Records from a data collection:
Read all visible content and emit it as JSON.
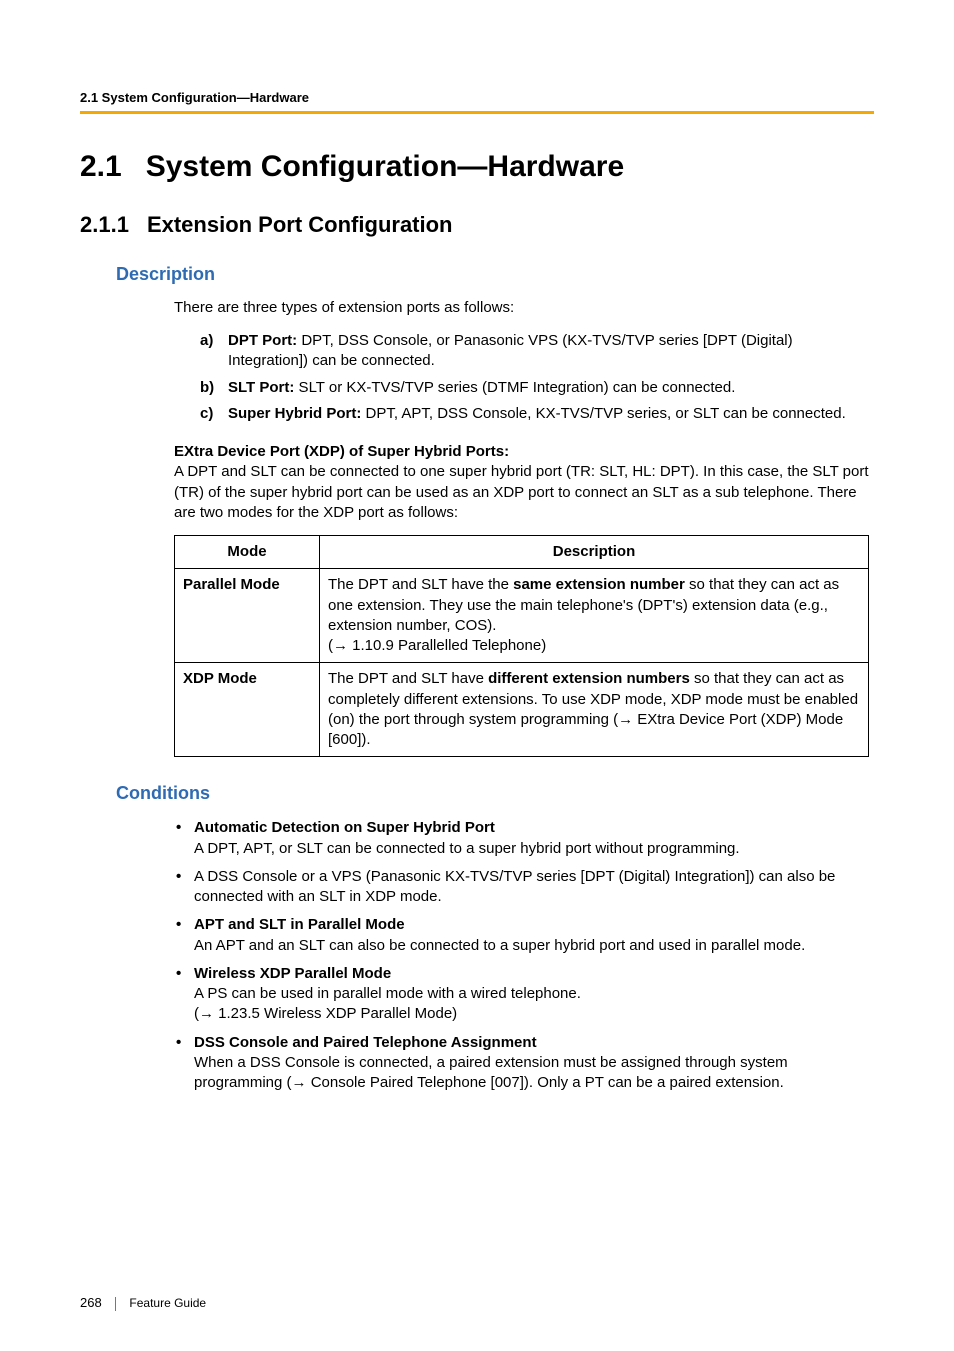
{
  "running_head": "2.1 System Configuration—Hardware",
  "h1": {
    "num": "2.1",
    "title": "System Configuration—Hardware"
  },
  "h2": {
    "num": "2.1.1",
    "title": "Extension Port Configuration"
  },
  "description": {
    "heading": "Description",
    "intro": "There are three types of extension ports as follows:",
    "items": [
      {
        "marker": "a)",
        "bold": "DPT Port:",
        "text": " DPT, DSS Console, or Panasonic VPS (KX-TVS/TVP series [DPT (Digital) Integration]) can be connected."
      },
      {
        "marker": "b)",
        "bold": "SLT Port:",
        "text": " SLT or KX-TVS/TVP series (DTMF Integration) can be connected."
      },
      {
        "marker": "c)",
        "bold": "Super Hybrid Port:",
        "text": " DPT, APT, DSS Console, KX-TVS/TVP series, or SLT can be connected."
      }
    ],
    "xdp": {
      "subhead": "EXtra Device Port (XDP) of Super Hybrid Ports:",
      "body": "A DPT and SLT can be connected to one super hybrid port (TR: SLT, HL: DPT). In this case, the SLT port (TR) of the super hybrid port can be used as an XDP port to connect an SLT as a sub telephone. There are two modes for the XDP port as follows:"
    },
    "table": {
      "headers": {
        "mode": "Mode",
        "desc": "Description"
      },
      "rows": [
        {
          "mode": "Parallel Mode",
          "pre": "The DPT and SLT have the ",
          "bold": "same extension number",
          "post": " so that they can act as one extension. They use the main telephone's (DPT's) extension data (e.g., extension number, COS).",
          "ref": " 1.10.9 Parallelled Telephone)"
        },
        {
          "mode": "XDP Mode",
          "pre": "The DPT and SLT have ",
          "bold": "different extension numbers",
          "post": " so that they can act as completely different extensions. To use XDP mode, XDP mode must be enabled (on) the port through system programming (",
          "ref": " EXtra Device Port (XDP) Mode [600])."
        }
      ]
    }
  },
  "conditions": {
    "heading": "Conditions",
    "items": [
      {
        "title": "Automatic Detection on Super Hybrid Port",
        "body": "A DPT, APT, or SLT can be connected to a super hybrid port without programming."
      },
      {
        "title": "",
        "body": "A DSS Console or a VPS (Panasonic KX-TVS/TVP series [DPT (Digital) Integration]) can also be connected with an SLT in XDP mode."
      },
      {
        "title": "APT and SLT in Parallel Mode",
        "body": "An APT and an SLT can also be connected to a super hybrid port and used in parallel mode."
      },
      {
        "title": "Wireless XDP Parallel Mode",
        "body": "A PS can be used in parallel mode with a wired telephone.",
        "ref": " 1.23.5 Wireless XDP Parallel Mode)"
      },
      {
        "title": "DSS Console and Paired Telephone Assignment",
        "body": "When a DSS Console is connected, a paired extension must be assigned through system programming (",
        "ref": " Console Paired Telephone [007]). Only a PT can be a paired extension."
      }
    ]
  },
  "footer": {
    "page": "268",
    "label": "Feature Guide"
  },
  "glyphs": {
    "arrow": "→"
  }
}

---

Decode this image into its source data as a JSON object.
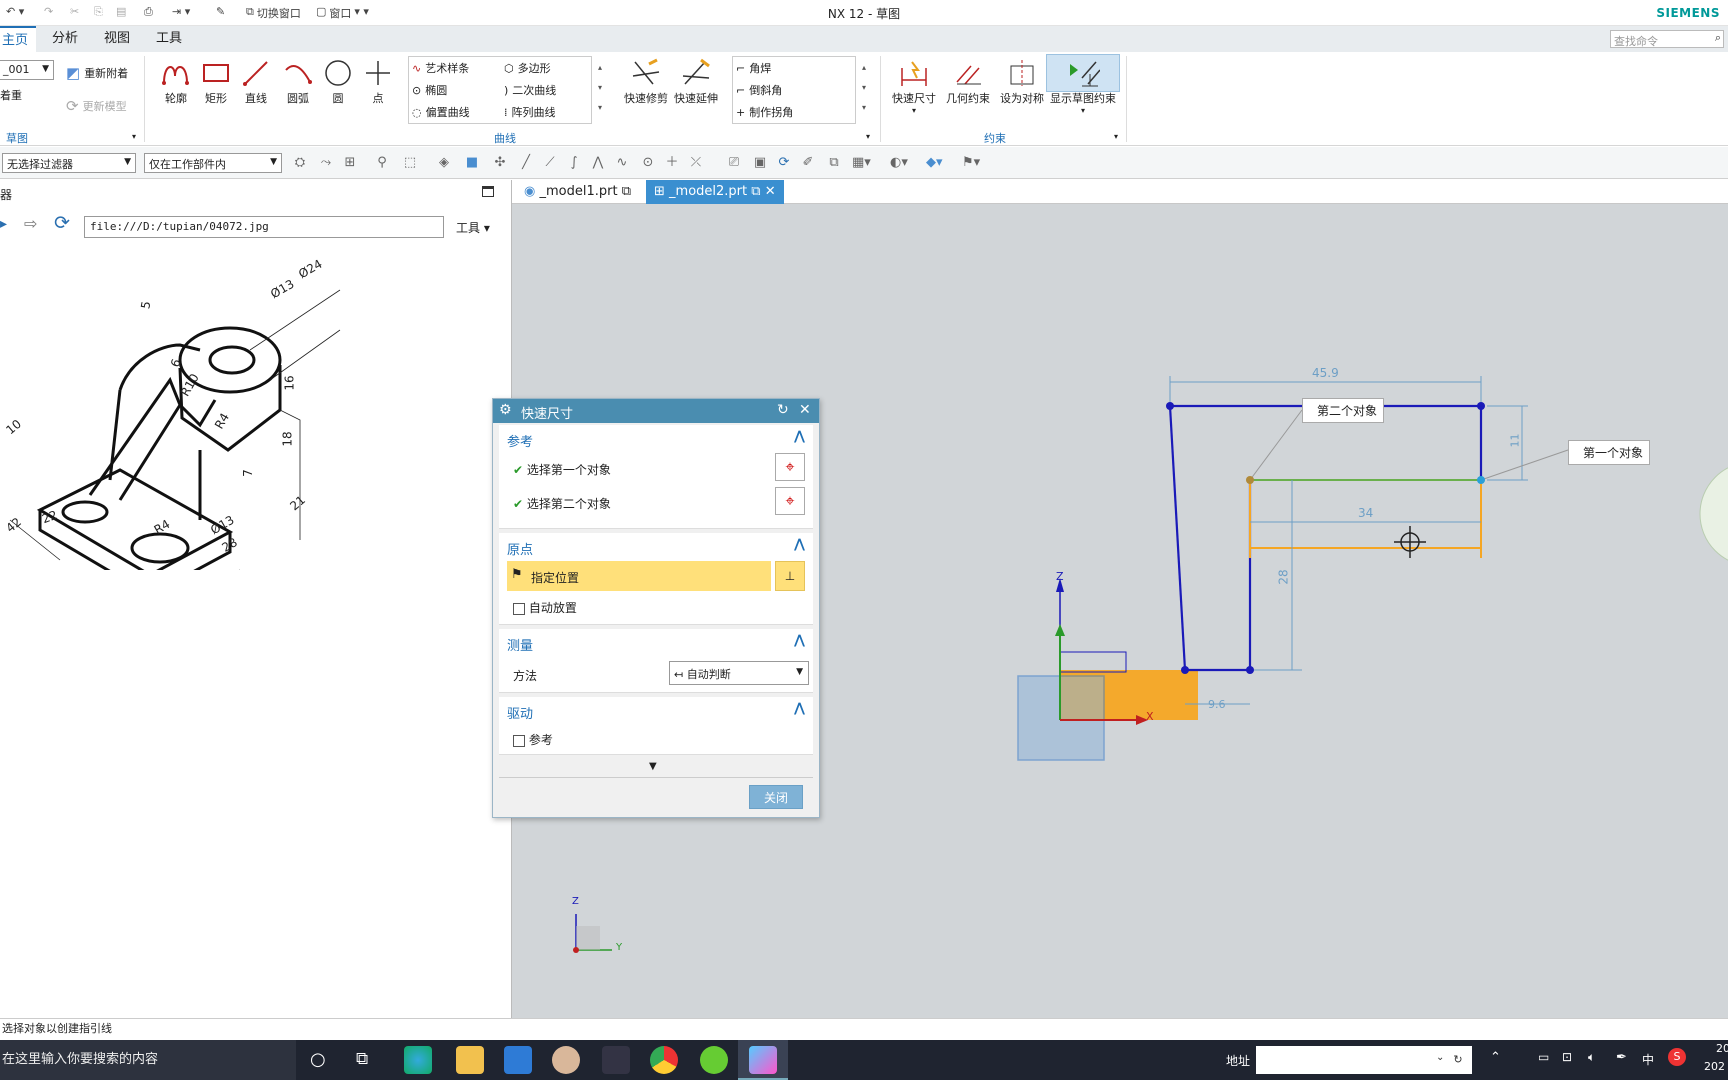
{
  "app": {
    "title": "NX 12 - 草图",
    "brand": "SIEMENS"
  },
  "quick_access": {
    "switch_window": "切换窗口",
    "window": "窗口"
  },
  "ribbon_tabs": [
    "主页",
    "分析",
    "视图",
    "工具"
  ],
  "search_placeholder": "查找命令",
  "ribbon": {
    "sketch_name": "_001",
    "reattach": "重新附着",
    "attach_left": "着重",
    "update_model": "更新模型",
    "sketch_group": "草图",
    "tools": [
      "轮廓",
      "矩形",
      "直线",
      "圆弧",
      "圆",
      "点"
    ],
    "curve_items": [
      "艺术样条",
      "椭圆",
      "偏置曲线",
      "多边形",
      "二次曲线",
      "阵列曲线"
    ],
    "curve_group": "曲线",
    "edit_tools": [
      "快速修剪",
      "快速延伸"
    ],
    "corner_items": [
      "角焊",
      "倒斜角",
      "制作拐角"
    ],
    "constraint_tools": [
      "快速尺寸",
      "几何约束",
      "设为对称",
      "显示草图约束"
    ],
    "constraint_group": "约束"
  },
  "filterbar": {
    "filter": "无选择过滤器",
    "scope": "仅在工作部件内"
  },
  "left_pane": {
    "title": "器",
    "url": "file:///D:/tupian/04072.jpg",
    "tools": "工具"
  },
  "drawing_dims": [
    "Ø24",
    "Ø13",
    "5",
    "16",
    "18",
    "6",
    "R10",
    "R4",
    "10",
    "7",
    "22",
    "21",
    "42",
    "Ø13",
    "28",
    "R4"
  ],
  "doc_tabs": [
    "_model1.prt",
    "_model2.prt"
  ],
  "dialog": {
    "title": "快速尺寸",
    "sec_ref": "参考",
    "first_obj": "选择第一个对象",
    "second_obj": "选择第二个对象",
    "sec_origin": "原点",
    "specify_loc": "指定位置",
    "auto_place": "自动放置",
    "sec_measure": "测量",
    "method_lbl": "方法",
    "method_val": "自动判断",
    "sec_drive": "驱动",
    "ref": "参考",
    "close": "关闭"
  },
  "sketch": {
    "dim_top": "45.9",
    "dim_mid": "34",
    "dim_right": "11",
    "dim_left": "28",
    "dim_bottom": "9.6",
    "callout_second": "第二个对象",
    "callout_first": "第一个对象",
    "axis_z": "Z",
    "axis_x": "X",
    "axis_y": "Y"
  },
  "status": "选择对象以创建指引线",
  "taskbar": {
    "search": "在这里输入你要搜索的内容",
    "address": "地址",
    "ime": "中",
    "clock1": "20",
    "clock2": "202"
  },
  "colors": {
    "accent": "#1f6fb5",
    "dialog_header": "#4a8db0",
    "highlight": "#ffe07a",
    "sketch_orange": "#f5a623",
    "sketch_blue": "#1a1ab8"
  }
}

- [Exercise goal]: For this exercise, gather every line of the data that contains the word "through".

- [Solution for this task]:
          "post": " so that they can act as completely different extensions. To use XDP mode, XDP mode must be enabled (on) the port through system programming (",
        "body": "When a DSS Console is connected, a paired extension must be assigned through system programming (",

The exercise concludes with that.